Two Trains Running extends nearly three hours, even though there is no love story, murder, theft or mystery to be solved. In that time Wilson holds us best with a kind of prose poetry in African-American rhythms, with many characters speaking the kind of non-standard English generations of schoolmarms tried and failed to bleach out of black America. Each of these characters performs in an individual style that whites who have worked alongside blacks in integrated environments will recognize as actual. Not a one is an imitation white character, nor is any one a type.
Wilson and director Bond give each character an arc, with revelations to come, not only as relates to the central action but also to themselves. Risa might appear to be as pouty and uningratiating as possible, but she’s not a misanthrope. Wait until the jukebox is fixed.
More than any play we have seen this season Two Trains Running is about acting.
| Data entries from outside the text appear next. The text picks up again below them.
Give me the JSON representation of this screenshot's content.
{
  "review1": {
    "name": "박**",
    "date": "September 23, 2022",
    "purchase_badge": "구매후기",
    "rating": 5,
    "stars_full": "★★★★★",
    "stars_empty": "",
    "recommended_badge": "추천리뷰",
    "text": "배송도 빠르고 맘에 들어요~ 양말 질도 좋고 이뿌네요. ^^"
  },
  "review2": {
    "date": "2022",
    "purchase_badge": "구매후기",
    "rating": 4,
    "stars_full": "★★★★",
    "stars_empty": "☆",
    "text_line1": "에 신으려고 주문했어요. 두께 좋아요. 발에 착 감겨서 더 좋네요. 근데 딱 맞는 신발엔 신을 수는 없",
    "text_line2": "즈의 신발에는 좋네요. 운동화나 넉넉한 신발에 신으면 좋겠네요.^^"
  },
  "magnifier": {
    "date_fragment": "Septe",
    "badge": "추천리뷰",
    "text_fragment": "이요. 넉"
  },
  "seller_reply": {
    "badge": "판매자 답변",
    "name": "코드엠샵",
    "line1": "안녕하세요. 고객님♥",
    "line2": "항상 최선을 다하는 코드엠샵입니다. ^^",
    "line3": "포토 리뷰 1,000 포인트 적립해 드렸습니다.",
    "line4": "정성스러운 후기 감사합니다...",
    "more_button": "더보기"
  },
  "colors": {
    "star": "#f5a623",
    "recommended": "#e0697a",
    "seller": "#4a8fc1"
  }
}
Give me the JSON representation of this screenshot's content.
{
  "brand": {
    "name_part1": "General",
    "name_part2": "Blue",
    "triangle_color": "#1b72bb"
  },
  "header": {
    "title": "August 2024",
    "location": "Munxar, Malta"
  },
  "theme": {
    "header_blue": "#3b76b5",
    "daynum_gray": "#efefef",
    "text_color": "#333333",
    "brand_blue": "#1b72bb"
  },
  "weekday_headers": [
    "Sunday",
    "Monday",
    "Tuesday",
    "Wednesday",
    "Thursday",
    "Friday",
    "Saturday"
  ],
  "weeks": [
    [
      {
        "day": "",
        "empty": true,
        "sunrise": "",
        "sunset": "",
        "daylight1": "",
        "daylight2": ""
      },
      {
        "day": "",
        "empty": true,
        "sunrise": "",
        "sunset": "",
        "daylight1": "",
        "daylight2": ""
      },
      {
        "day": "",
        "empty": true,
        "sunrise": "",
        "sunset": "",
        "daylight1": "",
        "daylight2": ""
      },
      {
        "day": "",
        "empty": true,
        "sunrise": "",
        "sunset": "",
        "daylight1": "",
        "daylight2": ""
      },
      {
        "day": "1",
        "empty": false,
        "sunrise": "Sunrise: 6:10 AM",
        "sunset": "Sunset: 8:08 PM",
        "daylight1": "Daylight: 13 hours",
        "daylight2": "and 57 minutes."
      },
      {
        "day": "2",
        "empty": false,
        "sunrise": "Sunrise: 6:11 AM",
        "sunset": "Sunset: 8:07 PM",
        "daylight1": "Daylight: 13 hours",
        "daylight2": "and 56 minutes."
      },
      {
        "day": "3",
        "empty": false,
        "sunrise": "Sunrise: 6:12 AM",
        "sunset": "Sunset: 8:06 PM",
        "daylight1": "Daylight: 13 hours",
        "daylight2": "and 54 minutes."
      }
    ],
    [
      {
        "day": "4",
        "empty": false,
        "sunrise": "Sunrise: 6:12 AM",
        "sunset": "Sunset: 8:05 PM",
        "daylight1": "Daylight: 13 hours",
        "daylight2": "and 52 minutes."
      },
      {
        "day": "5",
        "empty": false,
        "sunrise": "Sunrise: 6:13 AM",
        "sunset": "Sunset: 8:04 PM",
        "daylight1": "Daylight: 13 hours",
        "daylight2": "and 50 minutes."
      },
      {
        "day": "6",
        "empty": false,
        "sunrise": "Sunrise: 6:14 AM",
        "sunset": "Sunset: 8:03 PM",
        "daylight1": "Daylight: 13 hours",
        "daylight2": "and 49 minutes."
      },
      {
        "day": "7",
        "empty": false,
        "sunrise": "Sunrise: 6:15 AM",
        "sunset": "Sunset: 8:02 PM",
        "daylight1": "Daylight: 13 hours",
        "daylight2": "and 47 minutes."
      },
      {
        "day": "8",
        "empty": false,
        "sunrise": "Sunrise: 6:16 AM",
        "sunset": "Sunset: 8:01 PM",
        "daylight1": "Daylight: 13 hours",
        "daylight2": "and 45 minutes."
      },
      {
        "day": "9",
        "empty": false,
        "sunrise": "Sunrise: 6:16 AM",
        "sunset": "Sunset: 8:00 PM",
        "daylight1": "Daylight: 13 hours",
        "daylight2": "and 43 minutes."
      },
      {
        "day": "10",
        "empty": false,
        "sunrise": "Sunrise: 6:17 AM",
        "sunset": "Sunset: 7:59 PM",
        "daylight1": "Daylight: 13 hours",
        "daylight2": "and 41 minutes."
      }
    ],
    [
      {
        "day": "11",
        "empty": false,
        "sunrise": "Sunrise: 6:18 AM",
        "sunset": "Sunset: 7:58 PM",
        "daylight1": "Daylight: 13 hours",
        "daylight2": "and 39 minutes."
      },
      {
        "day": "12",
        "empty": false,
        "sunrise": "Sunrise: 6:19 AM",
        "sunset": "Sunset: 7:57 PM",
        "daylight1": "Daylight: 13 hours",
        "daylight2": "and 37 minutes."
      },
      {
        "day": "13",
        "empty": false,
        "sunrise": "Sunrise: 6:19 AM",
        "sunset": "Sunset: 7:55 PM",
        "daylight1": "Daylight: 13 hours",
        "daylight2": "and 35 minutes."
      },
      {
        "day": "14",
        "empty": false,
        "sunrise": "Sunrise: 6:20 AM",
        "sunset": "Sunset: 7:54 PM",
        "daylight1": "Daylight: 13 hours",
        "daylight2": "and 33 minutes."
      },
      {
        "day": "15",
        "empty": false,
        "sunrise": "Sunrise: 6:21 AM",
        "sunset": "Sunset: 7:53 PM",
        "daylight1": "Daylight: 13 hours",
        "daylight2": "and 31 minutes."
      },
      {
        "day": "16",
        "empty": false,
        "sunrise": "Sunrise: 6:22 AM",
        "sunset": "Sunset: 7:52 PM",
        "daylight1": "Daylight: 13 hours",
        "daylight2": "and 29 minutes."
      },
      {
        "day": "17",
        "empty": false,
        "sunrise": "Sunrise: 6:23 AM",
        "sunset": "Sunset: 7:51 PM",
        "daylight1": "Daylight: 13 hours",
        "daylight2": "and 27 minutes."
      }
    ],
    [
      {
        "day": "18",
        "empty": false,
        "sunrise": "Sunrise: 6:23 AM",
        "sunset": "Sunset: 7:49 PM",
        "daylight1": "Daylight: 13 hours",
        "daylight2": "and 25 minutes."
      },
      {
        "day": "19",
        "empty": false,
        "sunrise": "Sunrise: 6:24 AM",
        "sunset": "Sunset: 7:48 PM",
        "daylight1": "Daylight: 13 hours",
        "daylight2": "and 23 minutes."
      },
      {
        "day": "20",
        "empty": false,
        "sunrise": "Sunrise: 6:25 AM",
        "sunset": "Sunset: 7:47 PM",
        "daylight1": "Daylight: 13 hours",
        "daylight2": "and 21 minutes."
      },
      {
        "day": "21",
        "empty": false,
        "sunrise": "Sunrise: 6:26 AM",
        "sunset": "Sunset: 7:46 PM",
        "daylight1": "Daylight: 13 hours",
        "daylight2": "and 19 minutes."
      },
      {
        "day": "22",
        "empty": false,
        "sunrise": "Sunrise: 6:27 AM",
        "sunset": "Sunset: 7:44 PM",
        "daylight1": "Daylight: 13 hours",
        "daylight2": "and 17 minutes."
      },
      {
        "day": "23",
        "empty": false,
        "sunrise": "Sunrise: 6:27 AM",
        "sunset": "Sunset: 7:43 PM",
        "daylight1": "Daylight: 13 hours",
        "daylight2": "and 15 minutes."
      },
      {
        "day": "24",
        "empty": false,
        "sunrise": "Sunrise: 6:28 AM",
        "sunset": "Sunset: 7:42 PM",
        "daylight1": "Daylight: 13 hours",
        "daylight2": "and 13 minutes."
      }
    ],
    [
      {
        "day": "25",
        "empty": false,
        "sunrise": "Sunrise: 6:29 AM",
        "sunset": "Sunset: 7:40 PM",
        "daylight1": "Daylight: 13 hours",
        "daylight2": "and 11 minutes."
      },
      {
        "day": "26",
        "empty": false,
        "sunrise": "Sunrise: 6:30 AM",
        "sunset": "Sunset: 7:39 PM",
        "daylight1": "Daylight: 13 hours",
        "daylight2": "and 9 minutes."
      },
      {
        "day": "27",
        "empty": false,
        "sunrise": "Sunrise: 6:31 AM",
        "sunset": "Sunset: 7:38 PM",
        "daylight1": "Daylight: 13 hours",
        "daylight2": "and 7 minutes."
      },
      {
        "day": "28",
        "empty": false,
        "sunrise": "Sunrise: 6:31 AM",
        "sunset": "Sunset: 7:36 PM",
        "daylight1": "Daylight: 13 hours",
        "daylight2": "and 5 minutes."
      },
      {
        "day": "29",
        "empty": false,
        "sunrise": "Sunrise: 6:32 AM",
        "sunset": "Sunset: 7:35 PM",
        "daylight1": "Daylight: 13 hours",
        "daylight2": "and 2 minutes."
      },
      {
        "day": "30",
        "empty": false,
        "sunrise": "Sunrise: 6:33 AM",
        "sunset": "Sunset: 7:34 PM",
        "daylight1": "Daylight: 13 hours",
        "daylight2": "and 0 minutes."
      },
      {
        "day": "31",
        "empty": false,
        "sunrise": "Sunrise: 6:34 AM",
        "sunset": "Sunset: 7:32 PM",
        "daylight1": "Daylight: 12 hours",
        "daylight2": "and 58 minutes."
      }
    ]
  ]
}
Audiences who remember William Hall Jr. as the severely retarded man who breaks out of character in The Boys Next Door (October 2011) will delight in the surprises he pulls out of undertaker West. Wilson, unlike his contemporaries David Mamet or Tony Kuschner, believes in long speeches, prose arias where a performer’s abilities are put to the sternest tests. As Memphis, G. Valmont Thomas, a man who also played Macbeth at the Oregon Shakespeare Festival, takes the laurels. Memphis can be short-sighted and is not as clever as Sterling, and he treats Risa badly. But when Thomas lets the words rip, his Memphis can make us snort with delight, and he can pierce the heart.
Lastly, a neighborhood character is the mentally challenged Hambone (Godfrey L. Simmons Jr.), who’s been complaining for 11 years about not getting payment for work done for a white butcher. In a Wilson play no madman goes unheeded, and it takes a Trickster to hear him.
This production runs through Feb. 17. See Times Table for information.